  • Stay a healthy weight

    Being underweight can cause irregular periods. Being overweight can affect them too. 

    Fat cells have an impact on hormones and insulin – so if you are bigger you could experience heavier bleeding and more pain than women who are at their fighting weight. 

    We know weight gain can creep up on you during the perimenopause and menopause. But instead of a crash diet that could also send your system haywire, it’s really worth tackling it with healthy eating and exercise to overcome irregular periods naturally. 

  • Our advice to them

    We’ve suggested they goes easy on themselves if the hit and miss menstruation is causing their moods to go up and down like a yo-yo. 

    Practicing yoga and maintaining a healthy weight can both help them regulate their periods. But we’ve recommended that they seeks medical advice if their periods are getting longer and heavier. 

  • Resist the urge to snap back

    It’s not always easy when you’re on the receiving end but try your best to stay calm when tensions flair. It will pass and contrary to how it feels right now, it’s not all your fault. 

    Neuro-receptors in their brain are being affected by the fluctuating oestrogen levels that go with wonky periods, which can result in a quick temper and sharp tongue. 

  • Create a weekly meal plan

    It’s really important they eat healthily if they are aiming to work out weight gain and regulate their periods. 

    Planning meals ahead is a good way to get an overview of what you’re eating and manage weight too, while shopping for the ingredients together and sharing the cooking can take the pressure off. You could even sign up for a cookery class to learn some new culinary skills. 

  • Exercise together

    Regular exercise can help them manage their weight, irregular periods and moods during the perimenopause and menopause. 

    Combining something you want to do (spend time together) along with something you need to do (exercise) can be a real game changer. 

    Partnering up to go for a walk, swim or to the gym is also more likely to help you both stay motivated. 

  • Go with the flow

    You might notice they are less up for plans you’ve made. The truth is, if they come on and feel rubbish, the pressure of keeping up appearances at social events is hard work. 

    Be prepared for plans to change at short notice and try not to put them under any pressure, even if it means you are missing out as well. 

  • Make them comfy

    Is there anything you can do to make them more physically comfortable?

    It could be as simple as running a bath, getting a hot water bottle or letting them stretch out on the sofa. 

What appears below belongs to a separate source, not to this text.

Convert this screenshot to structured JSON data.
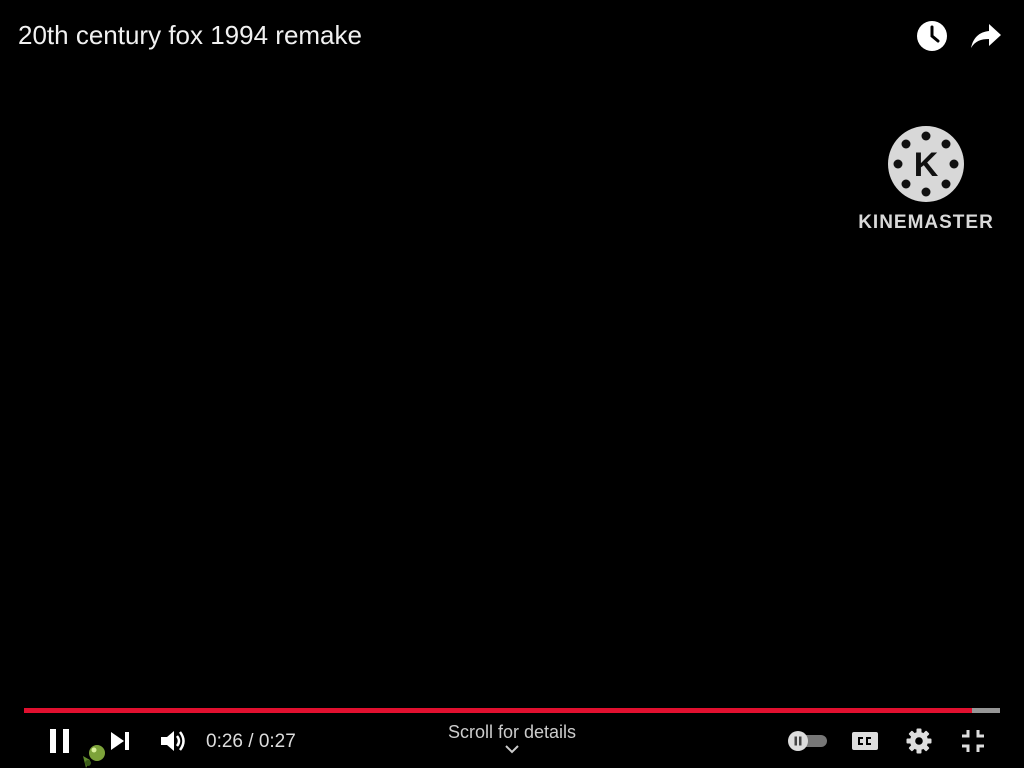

    Note: Contraception is still needed even after your periods stop; for another two years if periods stop under age 50, and for a further year if they stop after age 50.

    If you’re worried about irregular periods, you should see your GP who can discuss your symptoms in the context of the menopause.

General information

You can also find more general information about the menopause transition at the British Menopause Society and the National Institute for Health and Care Excellence.